WORK TO BE COMPLETED =
Say how many lines below contain the word "this". The number is the entire reply.

Start of SUPPLIED MATERIAL

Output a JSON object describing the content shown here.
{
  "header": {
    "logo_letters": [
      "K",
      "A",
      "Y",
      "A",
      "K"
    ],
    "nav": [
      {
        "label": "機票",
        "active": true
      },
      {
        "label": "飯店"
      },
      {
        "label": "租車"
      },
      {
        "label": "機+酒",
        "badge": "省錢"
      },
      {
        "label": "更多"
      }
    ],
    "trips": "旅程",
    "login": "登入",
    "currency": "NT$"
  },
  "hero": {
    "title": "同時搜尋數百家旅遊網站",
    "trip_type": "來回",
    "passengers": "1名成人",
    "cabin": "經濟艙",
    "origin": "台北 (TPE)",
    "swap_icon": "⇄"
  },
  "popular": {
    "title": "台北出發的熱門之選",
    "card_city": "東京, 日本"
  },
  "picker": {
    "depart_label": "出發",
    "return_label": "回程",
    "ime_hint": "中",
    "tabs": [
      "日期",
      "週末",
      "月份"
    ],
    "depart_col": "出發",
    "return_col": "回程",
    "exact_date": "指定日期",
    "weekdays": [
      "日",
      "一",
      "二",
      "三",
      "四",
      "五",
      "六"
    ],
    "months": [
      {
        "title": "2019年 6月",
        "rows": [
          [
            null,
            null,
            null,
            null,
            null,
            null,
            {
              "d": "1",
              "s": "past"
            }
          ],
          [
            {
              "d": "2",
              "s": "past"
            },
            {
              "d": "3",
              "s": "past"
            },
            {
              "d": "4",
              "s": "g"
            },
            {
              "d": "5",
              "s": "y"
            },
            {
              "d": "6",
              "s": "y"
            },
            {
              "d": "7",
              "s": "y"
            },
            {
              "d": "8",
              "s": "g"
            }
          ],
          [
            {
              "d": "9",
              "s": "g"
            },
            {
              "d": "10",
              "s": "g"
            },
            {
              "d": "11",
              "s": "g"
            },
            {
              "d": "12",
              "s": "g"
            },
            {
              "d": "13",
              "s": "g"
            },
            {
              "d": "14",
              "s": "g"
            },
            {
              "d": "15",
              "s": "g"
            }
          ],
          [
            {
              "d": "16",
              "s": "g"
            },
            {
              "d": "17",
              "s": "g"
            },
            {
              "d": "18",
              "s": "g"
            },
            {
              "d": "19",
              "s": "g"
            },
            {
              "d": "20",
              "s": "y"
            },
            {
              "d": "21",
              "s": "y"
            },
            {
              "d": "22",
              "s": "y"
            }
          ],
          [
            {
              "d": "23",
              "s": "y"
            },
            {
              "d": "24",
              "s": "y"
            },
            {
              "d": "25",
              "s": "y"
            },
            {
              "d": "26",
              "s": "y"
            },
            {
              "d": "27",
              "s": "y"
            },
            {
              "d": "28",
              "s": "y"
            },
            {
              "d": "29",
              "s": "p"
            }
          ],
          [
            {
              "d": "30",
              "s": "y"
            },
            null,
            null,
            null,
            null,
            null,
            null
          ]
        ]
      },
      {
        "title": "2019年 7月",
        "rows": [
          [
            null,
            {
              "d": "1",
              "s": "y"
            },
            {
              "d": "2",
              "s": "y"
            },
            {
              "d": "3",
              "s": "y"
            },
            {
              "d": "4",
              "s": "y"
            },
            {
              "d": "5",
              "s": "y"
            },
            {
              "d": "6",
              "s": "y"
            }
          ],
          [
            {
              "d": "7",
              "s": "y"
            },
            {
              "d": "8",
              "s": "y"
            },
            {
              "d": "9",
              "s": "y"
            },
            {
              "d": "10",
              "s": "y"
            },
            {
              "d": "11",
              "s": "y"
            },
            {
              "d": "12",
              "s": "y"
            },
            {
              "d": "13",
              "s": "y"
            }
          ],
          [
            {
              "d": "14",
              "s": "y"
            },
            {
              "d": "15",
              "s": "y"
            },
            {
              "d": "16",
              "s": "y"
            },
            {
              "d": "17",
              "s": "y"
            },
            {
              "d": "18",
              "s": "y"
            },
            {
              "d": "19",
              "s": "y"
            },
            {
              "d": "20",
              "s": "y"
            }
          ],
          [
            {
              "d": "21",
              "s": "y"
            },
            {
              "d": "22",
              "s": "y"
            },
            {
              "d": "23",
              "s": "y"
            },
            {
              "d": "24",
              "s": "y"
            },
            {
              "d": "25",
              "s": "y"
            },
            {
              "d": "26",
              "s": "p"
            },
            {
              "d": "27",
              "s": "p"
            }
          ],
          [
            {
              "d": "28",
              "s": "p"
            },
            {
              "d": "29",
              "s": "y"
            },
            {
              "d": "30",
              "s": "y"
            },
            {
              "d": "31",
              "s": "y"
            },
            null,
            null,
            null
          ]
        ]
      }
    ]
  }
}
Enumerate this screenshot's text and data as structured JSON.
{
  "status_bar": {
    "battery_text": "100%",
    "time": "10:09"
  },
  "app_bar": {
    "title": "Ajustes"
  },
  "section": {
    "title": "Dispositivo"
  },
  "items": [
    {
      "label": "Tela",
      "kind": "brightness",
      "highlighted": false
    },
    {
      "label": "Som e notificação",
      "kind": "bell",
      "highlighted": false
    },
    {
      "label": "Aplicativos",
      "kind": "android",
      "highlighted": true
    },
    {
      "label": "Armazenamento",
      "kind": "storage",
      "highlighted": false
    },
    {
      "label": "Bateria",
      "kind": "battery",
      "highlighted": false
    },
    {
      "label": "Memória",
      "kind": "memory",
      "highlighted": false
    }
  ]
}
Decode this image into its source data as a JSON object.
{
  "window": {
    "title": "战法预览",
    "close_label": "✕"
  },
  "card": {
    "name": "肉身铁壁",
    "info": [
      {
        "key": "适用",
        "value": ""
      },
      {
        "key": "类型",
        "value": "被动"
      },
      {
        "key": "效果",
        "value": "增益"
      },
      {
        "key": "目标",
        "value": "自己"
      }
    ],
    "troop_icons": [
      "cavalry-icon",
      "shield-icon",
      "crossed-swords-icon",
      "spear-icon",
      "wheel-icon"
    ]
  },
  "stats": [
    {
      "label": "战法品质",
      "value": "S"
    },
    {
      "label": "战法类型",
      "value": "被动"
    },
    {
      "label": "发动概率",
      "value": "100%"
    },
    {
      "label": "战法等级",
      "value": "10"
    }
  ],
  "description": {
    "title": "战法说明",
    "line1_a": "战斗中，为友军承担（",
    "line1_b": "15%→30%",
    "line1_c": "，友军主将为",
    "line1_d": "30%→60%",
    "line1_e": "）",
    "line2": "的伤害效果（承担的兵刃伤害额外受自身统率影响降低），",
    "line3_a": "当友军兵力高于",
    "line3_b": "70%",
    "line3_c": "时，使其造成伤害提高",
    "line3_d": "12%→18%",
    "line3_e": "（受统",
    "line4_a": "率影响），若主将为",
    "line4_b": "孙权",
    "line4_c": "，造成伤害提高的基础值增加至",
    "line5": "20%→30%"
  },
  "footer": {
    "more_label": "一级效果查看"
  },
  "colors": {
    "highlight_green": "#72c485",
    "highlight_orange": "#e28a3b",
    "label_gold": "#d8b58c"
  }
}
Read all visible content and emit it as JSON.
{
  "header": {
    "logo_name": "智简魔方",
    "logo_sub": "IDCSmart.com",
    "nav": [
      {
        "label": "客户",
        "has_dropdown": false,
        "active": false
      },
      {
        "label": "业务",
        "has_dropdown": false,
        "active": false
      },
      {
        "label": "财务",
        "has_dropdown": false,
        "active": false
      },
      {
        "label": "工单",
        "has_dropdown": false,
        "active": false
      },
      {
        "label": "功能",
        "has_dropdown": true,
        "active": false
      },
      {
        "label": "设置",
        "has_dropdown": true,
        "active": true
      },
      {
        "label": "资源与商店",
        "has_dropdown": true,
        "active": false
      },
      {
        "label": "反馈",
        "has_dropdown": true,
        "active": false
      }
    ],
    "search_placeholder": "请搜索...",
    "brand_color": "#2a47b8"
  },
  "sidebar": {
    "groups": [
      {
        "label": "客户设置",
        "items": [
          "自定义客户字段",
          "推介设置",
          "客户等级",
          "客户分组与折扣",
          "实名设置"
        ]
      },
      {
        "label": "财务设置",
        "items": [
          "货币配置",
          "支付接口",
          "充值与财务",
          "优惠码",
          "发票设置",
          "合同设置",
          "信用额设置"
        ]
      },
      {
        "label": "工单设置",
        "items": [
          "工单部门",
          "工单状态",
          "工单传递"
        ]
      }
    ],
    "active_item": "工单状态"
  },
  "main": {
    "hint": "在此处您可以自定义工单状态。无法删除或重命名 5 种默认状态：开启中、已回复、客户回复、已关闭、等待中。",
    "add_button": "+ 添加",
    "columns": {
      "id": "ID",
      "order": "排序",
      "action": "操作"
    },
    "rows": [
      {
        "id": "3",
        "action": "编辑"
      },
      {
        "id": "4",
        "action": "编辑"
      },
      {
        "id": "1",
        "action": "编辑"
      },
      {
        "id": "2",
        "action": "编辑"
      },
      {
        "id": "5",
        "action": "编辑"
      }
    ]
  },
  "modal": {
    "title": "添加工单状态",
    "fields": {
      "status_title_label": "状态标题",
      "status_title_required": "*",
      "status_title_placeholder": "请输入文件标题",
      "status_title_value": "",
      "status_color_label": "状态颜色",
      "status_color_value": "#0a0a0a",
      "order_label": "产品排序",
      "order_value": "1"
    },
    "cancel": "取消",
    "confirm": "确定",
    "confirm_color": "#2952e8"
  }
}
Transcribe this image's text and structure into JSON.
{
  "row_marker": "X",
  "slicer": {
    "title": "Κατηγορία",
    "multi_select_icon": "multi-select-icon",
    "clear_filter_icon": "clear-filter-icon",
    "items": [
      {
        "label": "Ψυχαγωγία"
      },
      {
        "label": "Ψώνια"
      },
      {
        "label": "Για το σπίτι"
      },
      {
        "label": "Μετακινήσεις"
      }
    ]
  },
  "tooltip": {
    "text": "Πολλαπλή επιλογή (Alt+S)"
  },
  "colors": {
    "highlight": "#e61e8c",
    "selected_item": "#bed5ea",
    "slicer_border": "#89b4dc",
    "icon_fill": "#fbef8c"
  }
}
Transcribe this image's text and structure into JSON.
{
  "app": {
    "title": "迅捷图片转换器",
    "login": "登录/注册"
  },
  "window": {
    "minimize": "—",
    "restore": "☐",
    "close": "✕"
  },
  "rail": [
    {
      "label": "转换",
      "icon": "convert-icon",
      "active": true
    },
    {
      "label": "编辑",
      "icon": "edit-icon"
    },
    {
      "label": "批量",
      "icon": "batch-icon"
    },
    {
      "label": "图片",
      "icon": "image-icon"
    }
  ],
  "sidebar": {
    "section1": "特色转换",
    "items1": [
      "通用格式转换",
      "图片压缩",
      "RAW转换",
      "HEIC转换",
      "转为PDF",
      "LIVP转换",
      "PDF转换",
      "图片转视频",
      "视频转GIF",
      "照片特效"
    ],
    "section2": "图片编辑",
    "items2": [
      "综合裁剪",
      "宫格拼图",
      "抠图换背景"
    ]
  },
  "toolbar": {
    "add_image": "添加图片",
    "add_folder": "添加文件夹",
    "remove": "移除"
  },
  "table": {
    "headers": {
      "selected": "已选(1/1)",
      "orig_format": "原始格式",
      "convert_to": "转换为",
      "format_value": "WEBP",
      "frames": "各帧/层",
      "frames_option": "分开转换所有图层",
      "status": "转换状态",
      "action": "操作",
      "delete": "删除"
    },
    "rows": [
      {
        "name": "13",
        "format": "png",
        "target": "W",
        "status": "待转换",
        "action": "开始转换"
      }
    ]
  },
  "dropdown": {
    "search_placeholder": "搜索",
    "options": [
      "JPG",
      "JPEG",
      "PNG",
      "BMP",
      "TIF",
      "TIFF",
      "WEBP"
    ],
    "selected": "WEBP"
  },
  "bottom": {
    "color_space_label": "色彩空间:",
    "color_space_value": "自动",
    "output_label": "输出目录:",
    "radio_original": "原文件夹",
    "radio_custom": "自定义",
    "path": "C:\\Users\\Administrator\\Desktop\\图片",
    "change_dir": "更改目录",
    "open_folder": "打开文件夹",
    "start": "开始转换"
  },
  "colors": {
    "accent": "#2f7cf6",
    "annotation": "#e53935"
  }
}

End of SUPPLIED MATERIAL

YOUR RESPONSE =
4